-- Opening Marker --

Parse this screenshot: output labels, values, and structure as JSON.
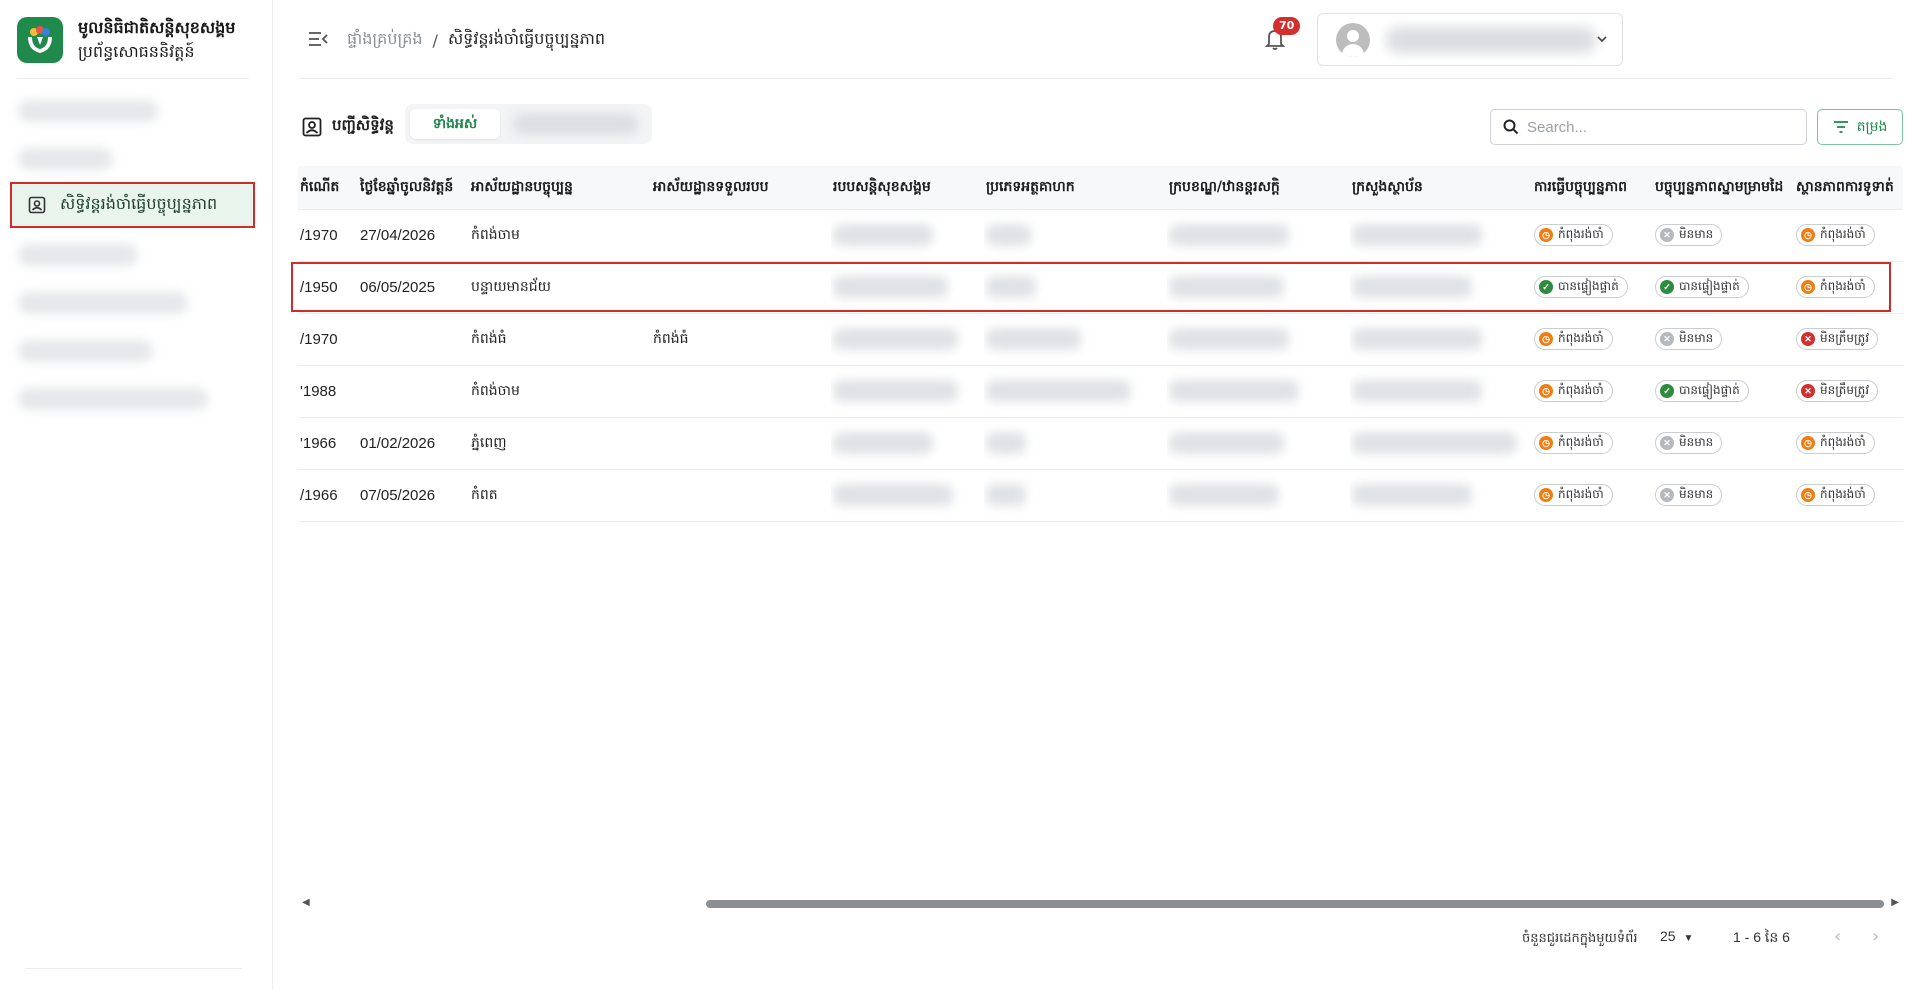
{
  "brand": {
    "title": "មូលនិធិជាតិសន្តិសុខសង្គម",
    "subtitle": "ប្រព័ន្ធសោធននិវត្តន៍"
  },
  "sidebar": {
    "active_item": "សិទ្ធិវន្តរង់ចាំធ្វើបច្ចុប្បន្នភាព"
  },
  "header": {
    "breadcrumb_home": "ផ្ទាំងគ្រប់គ្រង",
    "breadcrumb_separator": "/",
    "breadcrumb_current": "សិទ្ធិវន្តរង់ចាំធ្វើបច្ចុប្បន្នភាព",
    "notification_count": "70"
  },
  "toolbar": {
    "list_title": "បញ្ជីសិទ្ធិវន្ត",
    "tab_all": "ទាំងអស់",
    "search_placeholder": "Search...",
    "filter_label": "តម្រង"
  },
  "table": {
    "columns": [
      "កំណើត",
      "ថ្ងៃខែឆ្នាំចូលនិវត្តន៍",
      "អាស័យដ្ឋានបច្ចុប្បន្ន",
      "អាស័យដ្ឋានទទួលរបប",
      "របបសន្តិសុខសង្គម",
      "ប្រភេទអត្ថគាហក",
      "ក្របខណ្ឌ/ឋានន្តរសក្តិ",
      "ក្រសួងស្ថាប័ន",
      "ការធ្វើបច្ចុប្បន្នភាព",
      "បច្ចុប្បន្នភាពស្នាមម្រាមដៃ",
      "ស្ថានភាពការទូទាត់"
    ],
    "rows": [
      {
        "birth": "/1970",
        "retire_date": "27/04/2026",
        "current_address": "កំពង់ចាម",
        "receive_address": "",
        "update": {
          "label": "កំពុងរង់ចាំ",
          "state": "pending"
        },
        "fingerprint": {
          "label": "មិនមាន",
          "state": "none"
        },
        "payment": {
          "label": "កំពុងរង់ចាំ",
          "state": "pending"
        }
      },
      {
        "birth": "/1950",
        "retire_date": "06/05/2025",
        "current_address": "បន្ទាយមានជ័យ",
        "receive_address": "",
        "update": {
          "label": "បានផ្ទៀងផ្ទាត់",
          "state": "success"
        },
        "fingerprint": {
          "label": "បានផ្ទៀងផ្ទាត់",
          "state": "success"
        },
        "payment": {
          "label": "កំពុងរង់ចាំ",
          "state": "pending"
        }
      },
      {
        "birth": "/1970",
        "retire_date": "",
        "current_address": "កំពង់ធំ",
        "receive_address": "កំពង់ធំ",
        "update": {
          "label": "កំពុងរង់ចាំ",
          "state": "pending"
        },
        "fingerprint": {
          "label": "មិនមាន",
          "state": "none"
        },
        "payment": {
          "label": "មិនត្រឹមត្រូវ",
          "state": "error"
        }
      },
      {
        "birth": "'1988",
        "retire_date": "",
        "current_address": "កំពង់ចាម",
        "receive_address": "",
        "update": {
          "label": "កំពុងរង់ចាំ",
          "state": "pending"
        },
        "fingerprint": {
          "label": "បានផ្ទៀងផ្ទាត់",
          "state": "success"
        },
        "payment": {
          "label": "មិនត្រឹមត្រូវ",
          "state": "error"
        }
      },
      {
        "birth": "'1966",
        "retire_date": "01/02/2026",
        "current_address": "ភ្នំពេញ",
        "receive_address": "",
        "update": {
          "label": "កំពុងរង់ចាំ",
          "state": "pending"
        },
        "fingerprint": {
          "label": "មិនមាន",
          "state": "none"
        },
        "payment": {
          "label": "កំពុងរង់ចាំ",
          "state": "pending"
        }
      },
      {
        "birth": "/1966",
        "retire_date": "07/05/2026",
        "current_address": "កំពត",
        "receive_address": "",
        "update": {
          "label": "កំពុងរង់ចាំ",
          "state": "pending"
        },
        "fingerprint": {
          "label": "មិនមាន",
          "state": "none"
        },
        "payment": {
          "label": "កំពុងរង់ចាំ",
          "state": "pending"
        }
      }
    ]
  },
  "pagination": {
    "rows_per_page_label": "ចំនួនជួរដេកក្នុងមួយទំព័រ",
    "rows_per_page": "25",
    "range": "1 - 6 នៃ 6"
  },
  "colors": {
    "brand_green": "#1f8a4c",
    "active_bg": "#e9f4ed",
    "highlight_red": "#d12c2c",
    "pending_orange": "#ef7d12",
    "success_green": "#2e8b3f",
    "error_red": "#d32f2f",
    "none_gray": "#b5b8bd"
  },
  "icons": {
    "pending": "clock-icon",
    "success": "check-icon",
    "none": "x-gray-icon",
    "error": "x-red-icon"
  }
}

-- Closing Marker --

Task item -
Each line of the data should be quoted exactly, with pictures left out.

Exercise result -
Parse this screenshot: output labels, values, and structure as JSON.
{
  "brand": {
    "title": "មូលនិធិជាតិសន្តិសុខសង្គម",
    "subtitle": "ប្រព័ន្ធសោធននិវត្តន៍"
  },
  "sidebar": {
    "active_item": "សិទ្ធិវន្តរង់ចាំធ្វើបច្ចុប្បន្នភាព"
  },
  "header": {
    "breadcrumb_home": "ផ្ទាំងគ្រប់គ្រង",
    "breadcrumb_separator": "/",
    "breadcrumb_current": "សិទ្ធិវន្តរង់ចាំធ្វើបច្ចុប្បន្នភាព",
    "notification_count": "70"
  },
  "toolbar": {
    "list_title": "បញ្ជីសិទ្ធិវន្ត",
    "tab_all": "ទាំងអស់",
    "search_placeholder": "Search...",
    "filter_label": "តម្រង"
  },
  "table": {
    "columns": [
      "កំណើត",
      "ថ្ងៃខែឆ្នាំចូលនិវត្តន៍",
      "អាស័យដ្ឋានបច្ចុប្បន្ន",
      "អាស័យដ្ឋានទទួលរបប",
      "របបសន្តិសុខសង្គម",
      "ប្រភេទអត្ថគាហក",
      "ក្របខណ្ឌ/ឋានន្តរសក្តិ",
      "ក្រសួងស្ថាប័ន",
      "ការធ្វើបច្ចុប្បន្នភាព",
      "បច្ចុប្បន្នភាពស្នាមម្រាមដៃ",
      "ស្ថានភាពការទូទាត់"
    ],
    "rows": [
      {
        "birth": "/1970",
        "retire_date": "27/04/2026",
        "current_address": "កំពង់ចាម",
        "receive_address": "",
        "update": {
          "label": "កំពុងរង់ចាំ",
          "state": "pending"
        },
        "fingerprint": {
          "label": "មិនមាន",
          "state": "none"
        },
        "payment": {
          "label": "កំពុងរង់ចាំ",
          "state": "pending"
        }
      },
      {
        "birth": "/1950",
        "retire_date": "06/05/2025",
        "current_address": "បន្ទាយមានជ័យ",
        "receive_address": "",
        "update": {
          "label": "បានផ្ទៀងផ្ទាត់",
          "state": "success"
        },
        "fingerprint": {
          "label": "បានផ្ទៀងផ្ទាត់",
          "state": "success"
        },
        "payment": {
          "label": "កំពុងរង់ចាំ",
          "state": "pending"
        }
      },
      {
        "birth": "/1970",
        "retire_date": "",
        "current_address": "កំពង់ធំ",
        "receive_address": "កំពង់ធំ",
        "update": {
          "label": "កំពុងរង់ចាំ",
          "state": "pending"
        },
        "fingerprint": {
          "label": "មិនមាន",
          "state": "none"
        },
        "payment": {
          "label": "មិនត្រឹមត្រូវ",
          "state": "error"
        }
      },
      {
        "birth": "'1988",
        "retire_date": "",
        "current_address": "កំពង់ចាម",
        "receive_address": "",
        "update": {
          "label": "កំពុងរង់ចាំ",
          "state": "pending"
        },
        "fingerprint": {
          "label": "បានផ្ទៀងផ្ទាត់",
          "state": "success"
        },
        "payment": {
          "label": "មិនត្រឹមត្រូវ",
          "state": "error"
        }
      },
      {
        "birth": "'1966",
        "retire_date": "01/02/2026",
        "current_address": "ភ្នំពេញ",
        "receive_address": "",
        "update": {
          "label": "កំពុងរង់ចាំ",
          "state": "pending"
        },
        "fingerprint": {
          "label": "មិនមាន",
          "state": "none"
        },
        "payment": {
          "label": "កំពុងរង់ចាំ",
          "state": "pending"
        }
      },
      {
        "birth": "/1966",
        "retire_date": "07/05/2026",
        "current_address": "កំពត",
        "receive_address": "",
        "update": {
          "label": "កំពុងរង់ចាំ",
          "state": "pending"
        },
        "fingerprint": {
          "label": "មិនមាន",
          "state": "none"
        },
        "payment": {
          "label": "កំពុងរង់ចាំ",
          "state": "pending"
        }
      }
    ]
  },
  "pagination": {
    "rows_per_page_label": "ចំនួនជួរដេកក្នុងមួយទំព័រ",
    "rows_per_page": "25",
    "range": "1 - 6 នៃ 6"
  },
  "colors": {
    "brand_green": "#1f8a4c",
    "active_bg": "#e9f4ed",
    "highlight_red": "#d12c2c",
    "pending_orange": "#ef7d12",
    "success_green": "#2e8b3f",
    "error_red": "#d32f2f",
    "none_gray": "#b5b8bd"
  },
  "icons": {
    "pending": "clock-icon",
    "success": "check-icon",
    "none": "x-gray-icon",
    "error": "x-red-icon"
  }
}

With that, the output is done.